Day 18 of the International Summer School on Pluralism, Social Change and Development in Bangalore, India, Sunday 24th of July 2016
By Aman Verma
I have to put into words the last day of this splendid summer school. In that new-found spirit of solidarity, all of us will testify to the difficulty of this task. Reflecting back, sitting comfortably in my room back home in Delhi and sipping tea, I feel something is certainly missing, something I can only look back at with hindsight. In this last blog, I will tell you about the last day: a vibrant microcosm of shared knowledge, friendships and emotions.
The summer school was about learning to live with difference. An idea of ‘difference’ which not only includes the idea of tolerance, but also a positive and overt assertion of respect for every human being and for planet Earth. The lectures followed by intense discussions were our blueprints for looking at the world. The group activities and the presentations showed us how to assimilate difference and use it to our advantage. Everyone had stories to tell, experiences to share and insights to enrich conversations. We discussed, debated and brainstormed on themes ranging from ecology and globalization, to reconciliation, identity and democracy.

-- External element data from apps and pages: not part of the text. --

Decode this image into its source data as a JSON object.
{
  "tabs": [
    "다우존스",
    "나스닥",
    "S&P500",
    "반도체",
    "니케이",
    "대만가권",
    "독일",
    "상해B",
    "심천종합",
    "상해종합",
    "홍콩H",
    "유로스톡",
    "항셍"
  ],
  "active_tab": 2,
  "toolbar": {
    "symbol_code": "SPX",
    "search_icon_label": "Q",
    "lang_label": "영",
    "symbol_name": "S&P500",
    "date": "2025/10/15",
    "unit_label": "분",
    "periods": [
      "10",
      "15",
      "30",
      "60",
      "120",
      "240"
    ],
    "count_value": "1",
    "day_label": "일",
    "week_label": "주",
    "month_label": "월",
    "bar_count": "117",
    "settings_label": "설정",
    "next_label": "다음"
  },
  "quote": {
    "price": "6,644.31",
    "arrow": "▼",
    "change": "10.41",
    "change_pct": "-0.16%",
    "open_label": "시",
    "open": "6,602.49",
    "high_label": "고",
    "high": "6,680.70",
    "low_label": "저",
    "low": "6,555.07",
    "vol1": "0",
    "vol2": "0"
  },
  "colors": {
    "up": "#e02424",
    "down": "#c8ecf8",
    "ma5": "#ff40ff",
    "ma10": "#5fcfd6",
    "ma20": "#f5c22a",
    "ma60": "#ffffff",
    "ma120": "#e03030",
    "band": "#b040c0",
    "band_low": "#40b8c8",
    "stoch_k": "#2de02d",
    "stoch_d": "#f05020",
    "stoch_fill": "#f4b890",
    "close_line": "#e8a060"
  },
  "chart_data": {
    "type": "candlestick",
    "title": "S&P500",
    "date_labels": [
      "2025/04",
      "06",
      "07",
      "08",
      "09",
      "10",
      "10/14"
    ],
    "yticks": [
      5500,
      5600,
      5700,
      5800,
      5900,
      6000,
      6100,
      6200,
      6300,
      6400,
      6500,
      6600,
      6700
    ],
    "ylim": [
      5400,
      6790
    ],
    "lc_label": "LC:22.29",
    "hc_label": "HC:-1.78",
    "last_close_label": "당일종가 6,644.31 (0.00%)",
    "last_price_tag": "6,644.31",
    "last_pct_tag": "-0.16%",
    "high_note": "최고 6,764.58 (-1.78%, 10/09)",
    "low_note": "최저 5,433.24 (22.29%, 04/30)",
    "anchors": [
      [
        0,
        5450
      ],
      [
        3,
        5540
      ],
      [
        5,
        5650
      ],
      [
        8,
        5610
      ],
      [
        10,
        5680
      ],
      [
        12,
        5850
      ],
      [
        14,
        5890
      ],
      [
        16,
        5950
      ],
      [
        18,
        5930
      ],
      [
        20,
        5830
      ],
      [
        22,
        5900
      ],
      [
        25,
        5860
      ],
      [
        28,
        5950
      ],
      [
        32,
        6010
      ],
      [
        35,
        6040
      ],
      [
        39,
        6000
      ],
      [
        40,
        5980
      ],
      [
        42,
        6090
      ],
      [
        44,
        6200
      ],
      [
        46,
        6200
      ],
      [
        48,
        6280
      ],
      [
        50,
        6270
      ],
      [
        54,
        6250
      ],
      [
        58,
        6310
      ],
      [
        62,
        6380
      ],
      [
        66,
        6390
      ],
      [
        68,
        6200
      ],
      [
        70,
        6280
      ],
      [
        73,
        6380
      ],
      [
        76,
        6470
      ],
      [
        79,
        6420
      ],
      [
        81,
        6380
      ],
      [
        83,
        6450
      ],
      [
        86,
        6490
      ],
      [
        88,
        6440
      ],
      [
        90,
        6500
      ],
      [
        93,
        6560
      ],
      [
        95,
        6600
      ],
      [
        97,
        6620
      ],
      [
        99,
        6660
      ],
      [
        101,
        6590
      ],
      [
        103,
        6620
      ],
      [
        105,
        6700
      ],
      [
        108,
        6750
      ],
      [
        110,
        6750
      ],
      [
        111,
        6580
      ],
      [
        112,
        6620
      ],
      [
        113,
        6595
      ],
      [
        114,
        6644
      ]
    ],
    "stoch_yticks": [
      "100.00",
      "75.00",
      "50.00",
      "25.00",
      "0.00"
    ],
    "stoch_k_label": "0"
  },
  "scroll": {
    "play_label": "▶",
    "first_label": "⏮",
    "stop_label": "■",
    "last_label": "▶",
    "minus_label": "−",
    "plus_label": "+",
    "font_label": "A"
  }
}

Back home in our respective countries, our ways of life are completely different from all those we met at summer school. It was surprising to see how everyone adapted to the relatively harsh environment in India, particularly in terms of weather and generally spicy food. But at the grand luncheon and dinner tables, we spoke the same tongue, ate the same food, discussed the same problems and melted into each other’s world’s as if there was nothing to tell us apart. Every moment of the summer school bore an impression of the knowledge and values gained during the lectures.
To put it more dramatically, the summer school represented a utopian world, where we interacted in more than one way and developed bonds which transcend dimensions of time and distance. It was this very feeling which also brought out the pain of leaving on the eighteenth day. The vigour of the friendships is young enchant and eyes were reluctant to hold back the tears.
We celebrated Karen’s birthday, our dear friend from Zimbabwe, on the eve of 23rd July with the celebrations stretching well into the morning of the 24th. As a result, many of us woke up late, skipped breakfast and ventured into the bazaars of Bangalore, shopping and lunching together for the one last time. Surbhi and Sabeela were the first to leave. Andra’s letters, the chirpy dimpled bespectacled woman from Romania, written separately for each of us, touched everyone’s heart. The Africans were the next to leave, and then the Indonesians and myself. The Dutch left the next day. To see our friends take with them scores of traditional Indian attires, accessories, souvenirs (and of course memories) and their attempts at learning the local language and customs was in itself a paradigm of inclusivity and understanding.
With newer understandings, we branched forth like tributaries into our respective countries. A lot of old does flow in us, but our values and identities merge into the same oceans from whose depths we derive the strength to enliven our young visions for the distinct societies we come from.
Aman Verma holds a BA LLB (Law) degree from Symbiosis Law School, Noida, Delhi in India and has completed a number of internships in Law firms across India. He plans to pursue a Master in Public Policy in the future